Would you restate the entries below exactly, keeping every line?

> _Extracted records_
_ _ _ _ _
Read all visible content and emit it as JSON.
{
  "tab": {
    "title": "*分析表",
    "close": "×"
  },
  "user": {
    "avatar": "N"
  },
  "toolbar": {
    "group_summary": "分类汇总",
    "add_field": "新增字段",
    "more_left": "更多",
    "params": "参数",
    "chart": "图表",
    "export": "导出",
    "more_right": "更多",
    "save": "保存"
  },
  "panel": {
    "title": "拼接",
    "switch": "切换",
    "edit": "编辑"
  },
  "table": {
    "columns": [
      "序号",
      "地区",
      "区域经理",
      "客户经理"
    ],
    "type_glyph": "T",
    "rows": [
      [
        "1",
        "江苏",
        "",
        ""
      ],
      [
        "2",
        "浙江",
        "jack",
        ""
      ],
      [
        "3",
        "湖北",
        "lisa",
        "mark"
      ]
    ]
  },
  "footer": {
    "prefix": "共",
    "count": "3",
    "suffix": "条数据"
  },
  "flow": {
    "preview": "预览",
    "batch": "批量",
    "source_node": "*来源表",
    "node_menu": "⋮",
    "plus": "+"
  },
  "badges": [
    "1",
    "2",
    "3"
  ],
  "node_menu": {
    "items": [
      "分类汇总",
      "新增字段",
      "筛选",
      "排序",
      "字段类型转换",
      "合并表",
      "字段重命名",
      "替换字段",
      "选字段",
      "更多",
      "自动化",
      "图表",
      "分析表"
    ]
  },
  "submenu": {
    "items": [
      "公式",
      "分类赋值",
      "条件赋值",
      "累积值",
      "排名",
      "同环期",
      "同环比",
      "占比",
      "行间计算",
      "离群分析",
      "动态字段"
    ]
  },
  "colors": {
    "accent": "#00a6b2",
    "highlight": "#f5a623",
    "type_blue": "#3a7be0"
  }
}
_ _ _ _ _
> _RESULT_
Read all visible content and emit it as JSON.
{
  "tab": {
    "title": "*分析表",
    "close": "×"
  },
  "user": {
    "avatar": "N"
  },
  "toolbar": {
    "group_summary": "分类汇总",
    "add_field": "新增字段",
    "more_left": "更多",
    "params": "参数",
    "chart": "图表",
    "export": "导出",
    "more_right": "更多",
    "save": "保存"
  },
  "panel": {
    "title": "拼接",
    "switch": "切换",
    "edit": "编辑"
  },
  "table": {
    "columns": [
      "序号",
      "地区",
      "区域经理",
      "客户经理"
    ],
    "type_glyph": "T",
    "rows": [
      [
        "1",
        "江苏",
        "",
        ""
      ],
      [
        "2",
        "浙江",
        "jack",
        ""
      ],
      [
        "3",
        "湖北",
        "lisa",
        "mark"
      ]
    ]
  },
  "footer": {
    "prefix": "共",
    "count": "3",
    "suffix": "条数据"
  },
  "flow": {
    "preview": "预览",
    "batch": "批量",
    "source_node": "*来源表",
    "node_menu": "⋮",
    "plus": "+"
  },
  "badges": [
    "1",
    "2",
    "3"
  ],
  "node_menu": {
    "items": [
      "分类汇总",
      "新增字段",
      "筛选",
      "排序",
      "字段类型转换",
      "合并表",
      "字段重命名",
      "替换字段",
      "选字段",
      "更多",
      "自动化",
      "图表",
      "分析表"
    ]
  },
  "submenu": {
    "items": [
      "公式",
      "分类赋值",
      "条件赋值",
      "累积值",
      "排名",
      "同环期",
      "同环比",
      "占比",
      "行间计算",
      "离群分析",
      "动态字段"
    ]
  },
  "colors": {
    "accent": "#00a6b2",
    "highlight": "#f5a623",
    "type_blue": "#3a7be0"
  }
}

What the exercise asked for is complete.